'''This isn't a tutorial/advice. It's merely about researching and documenting an idea. The idea was good but ultimately didn't work out.
A Bridge Firewall is defined as a gateway, which only accepts traffic to some defined Tor bridges (ex: using iptables). This can be either implemented in hardware or as a virtual machine. It would make most sense to use it in conjunction with an Isolating Proxy or Transparent Proxy (anonymizing middlebox only!).
The connection would look like this:
client computer -> Tor gateway -> Bridge Firewall -> Tor bridge
The theory was, that if the Tor router ever gets compromised by an adversary (ex: exploit against the Tor process), that the Bridge Firewall will prevent the adversary to find out the clients real IP address. This is due to adversaries inability to connect to any other IP addresses than the Tor bridges. This assumes the Tor bridges are trustworthy.
Severe issues ultimately and instantly defeat the purpose of this idea.
Tor getinfo address

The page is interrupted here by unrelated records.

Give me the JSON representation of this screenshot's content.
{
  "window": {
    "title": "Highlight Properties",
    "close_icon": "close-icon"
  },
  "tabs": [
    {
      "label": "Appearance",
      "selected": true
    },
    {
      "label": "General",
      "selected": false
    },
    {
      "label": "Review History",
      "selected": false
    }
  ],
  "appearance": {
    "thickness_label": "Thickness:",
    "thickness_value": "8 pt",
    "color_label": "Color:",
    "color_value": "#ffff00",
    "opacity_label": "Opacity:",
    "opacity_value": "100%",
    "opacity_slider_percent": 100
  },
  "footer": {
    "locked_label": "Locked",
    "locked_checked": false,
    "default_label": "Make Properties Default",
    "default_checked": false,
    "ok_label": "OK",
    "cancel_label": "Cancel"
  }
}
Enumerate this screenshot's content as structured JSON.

Even though the Tor gateway is NATed, Tor can find out its own real external IP address through the Tor protocol as described here: https://gitweb.torproject.org/torspec.git/blob/HEAD:/dir-spec.txt#l2716
The 'getinfo address' Tor control protocol command demonstrates this.

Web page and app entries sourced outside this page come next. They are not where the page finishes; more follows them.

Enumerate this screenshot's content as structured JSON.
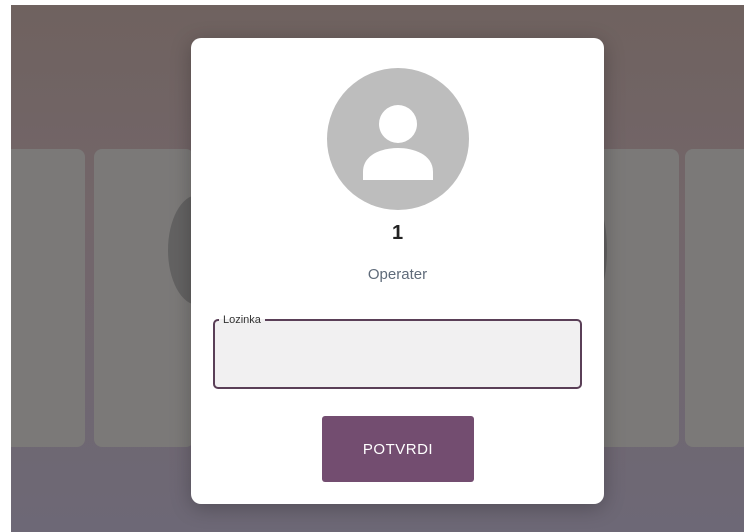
{
  "login_dialog": {
    "avatar_icon": "user-avatar-icon",
    "user_name": "1",
    "user_role": "Operater",
    "password": {
      "label": "Lozinka",
      "value": "",
      "placeholder": ""
    },
    "confirm_label": "POTVRDI"
  },
  "colors": {
    "accent": "#734d70",
    "field_border": "#5a3f57",
    "avatar_bg": "#bdbdbd",
    "overlay": "#6f625f"
  }
}
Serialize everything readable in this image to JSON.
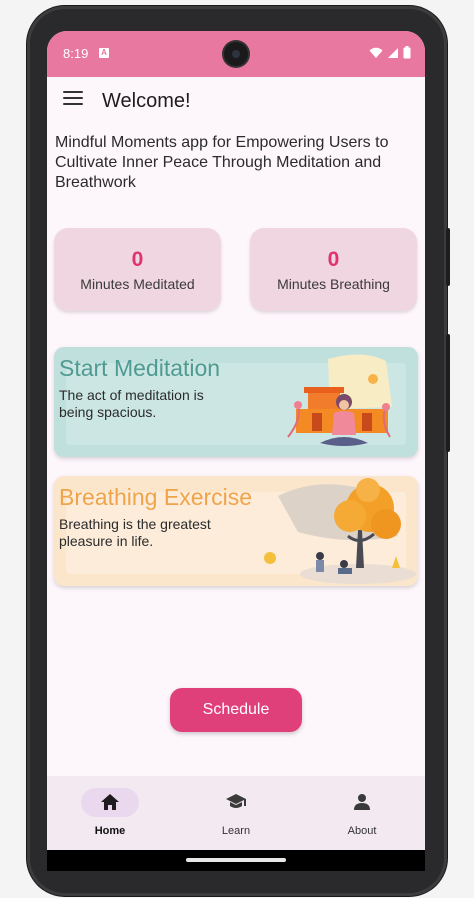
{
  "status_bar": {
    "time": "8:19",
    "notification": "A"
  },
  "app_bar": {
    "title": "Welcome!"
  },
  "intro_text": "Mindful Moments app for Empowering Users to Cultivate Inner Peace Through Meditation and Breathwork",
  "stats": [
    {
      "value": "0",
      "label": "Minutes Meditated"
    },
    {
      "value": "0",
      "label": "Minutes Breathing"
    }
  ],
  "cards": {
    "meditation": {
      "title": "Start Meditation",
      "description": "The act of meditation is being spacious."
    },
    "breathing": {
      "title": "Breathing Exercise",
      "description": "Breathing is the greatest pleasure in life."
    }
  },
  "schedule_label": "Schedule",
  "nav": [
    {
      "label": "Home",
      "icon": "home-icon",
      "active": true
    },
    {
      "label": "Learn",
      "icon": "school-icon",
      "active": false
    },
    {
      "label": "About",
      "icon": "person-icon",
      "active": false
    }
  ],
  "colors": {
    "status_bar": "#e8789f",
    "accent": "#e0407a",
    "stat_value": "#e0326d",
    "meditation_title": "#4f9a92",
    "breathing_title": "#f0a44a"
  }
}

Denial of service
Obviously once the Tor process is compromised, the adversary is in position for a complete denial of service. This is the least of the worries.
If the adversary also controls the bridge

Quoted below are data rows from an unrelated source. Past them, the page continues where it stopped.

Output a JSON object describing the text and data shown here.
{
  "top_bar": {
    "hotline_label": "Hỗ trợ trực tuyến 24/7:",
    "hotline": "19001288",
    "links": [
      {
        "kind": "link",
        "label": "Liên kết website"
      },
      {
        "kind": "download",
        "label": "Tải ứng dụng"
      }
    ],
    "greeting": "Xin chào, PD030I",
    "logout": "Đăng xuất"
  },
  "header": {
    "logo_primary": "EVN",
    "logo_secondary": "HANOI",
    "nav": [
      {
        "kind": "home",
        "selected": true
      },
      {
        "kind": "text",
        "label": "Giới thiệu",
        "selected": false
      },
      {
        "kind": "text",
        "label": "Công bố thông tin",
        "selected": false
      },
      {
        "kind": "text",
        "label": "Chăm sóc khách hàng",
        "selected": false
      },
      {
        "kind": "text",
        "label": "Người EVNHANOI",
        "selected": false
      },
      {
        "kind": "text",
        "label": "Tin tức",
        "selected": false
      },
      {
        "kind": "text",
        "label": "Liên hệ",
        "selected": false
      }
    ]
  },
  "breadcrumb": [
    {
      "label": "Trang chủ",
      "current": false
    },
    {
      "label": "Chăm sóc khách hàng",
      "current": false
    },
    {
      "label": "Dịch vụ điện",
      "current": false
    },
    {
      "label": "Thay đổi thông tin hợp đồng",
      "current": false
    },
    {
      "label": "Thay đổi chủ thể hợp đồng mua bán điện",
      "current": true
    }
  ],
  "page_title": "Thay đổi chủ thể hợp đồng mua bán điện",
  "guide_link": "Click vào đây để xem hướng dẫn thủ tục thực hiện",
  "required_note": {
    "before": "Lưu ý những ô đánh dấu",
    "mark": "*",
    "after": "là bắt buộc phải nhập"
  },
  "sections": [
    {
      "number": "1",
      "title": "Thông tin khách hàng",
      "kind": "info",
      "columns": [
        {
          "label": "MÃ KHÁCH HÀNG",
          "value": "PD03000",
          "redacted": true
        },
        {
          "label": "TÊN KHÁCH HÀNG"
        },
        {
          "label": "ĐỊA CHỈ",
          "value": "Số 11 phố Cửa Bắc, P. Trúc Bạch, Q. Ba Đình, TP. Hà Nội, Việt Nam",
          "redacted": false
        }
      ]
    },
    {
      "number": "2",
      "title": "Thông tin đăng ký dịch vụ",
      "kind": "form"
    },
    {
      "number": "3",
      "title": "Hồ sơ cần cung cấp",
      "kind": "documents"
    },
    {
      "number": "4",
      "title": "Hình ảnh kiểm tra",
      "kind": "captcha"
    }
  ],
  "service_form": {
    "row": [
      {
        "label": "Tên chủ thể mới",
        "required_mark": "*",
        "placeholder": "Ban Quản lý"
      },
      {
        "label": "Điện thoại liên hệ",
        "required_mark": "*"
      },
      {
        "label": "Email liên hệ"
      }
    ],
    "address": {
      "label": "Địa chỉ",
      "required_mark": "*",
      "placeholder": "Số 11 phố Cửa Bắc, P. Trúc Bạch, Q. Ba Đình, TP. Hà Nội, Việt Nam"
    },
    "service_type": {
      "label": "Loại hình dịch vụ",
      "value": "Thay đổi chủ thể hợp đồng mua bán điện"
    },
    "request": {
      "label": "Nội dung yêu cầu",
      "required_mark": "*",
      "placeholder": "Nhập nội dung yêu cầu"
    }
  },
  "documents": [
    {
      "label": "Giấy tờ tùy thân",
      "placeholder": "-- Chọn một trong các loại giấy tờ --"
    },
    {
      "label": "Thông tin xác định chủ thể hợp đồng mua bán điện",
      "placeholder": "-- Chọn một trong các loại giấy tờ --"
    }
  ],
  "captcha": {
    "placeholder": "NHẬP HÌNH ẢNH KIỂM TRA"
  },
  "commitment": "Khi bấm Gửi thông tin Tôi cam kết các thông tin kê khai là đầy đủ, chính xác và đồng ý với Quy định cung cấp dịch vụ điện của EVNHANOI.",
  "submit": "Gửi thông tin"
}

Then it's game over.
The adversary controls the Tor process in this threat model
Even if the bridge is trustworthy, a compromised Tor process would allow the adversary to decide which middle node and which exit node the adversary wants to use. Therefore the adversary could choose nodes under its control.
The adversary can also find out the IP of the bridges
It's safe to assume that an adversary in position to compromise the Tor process will also be motivated to setup its own malicious Tor middle node. Once the adversary has done that, the IP address of the bridge can be found out.
This puts the bridge into a difficult position. The bridge alone is a weak defense. It opens up for a number of attacks.
(1) The adversary could try to compromise (hack) the Tor bridge. If that succeeds, then it's game over.
(2) Depending on who the adversary is, also social (threatening) or legal attacks against the Tor bridge admin are possible.
(3) Simply watching the Tor bridges incoming traffic would also suffice.
Comparisons of Whonix, Tails, Tor Browser, Qubes OS TorVM and corridor - not a pure bridge firewall - by default it limits connections to any Tor relay - but it as a setting to limit connections to specified bridges.
Mostly written at the end of 2012 by Patrick Schleizer (adrelanos). This wasn't Patrick's idea. Patrick read it somewhere else and don't remember where it was and found it worth documenting here in detail.
asn and velope explained to adrelanos in #Tor the Tor control protocol 'getinfo address' command.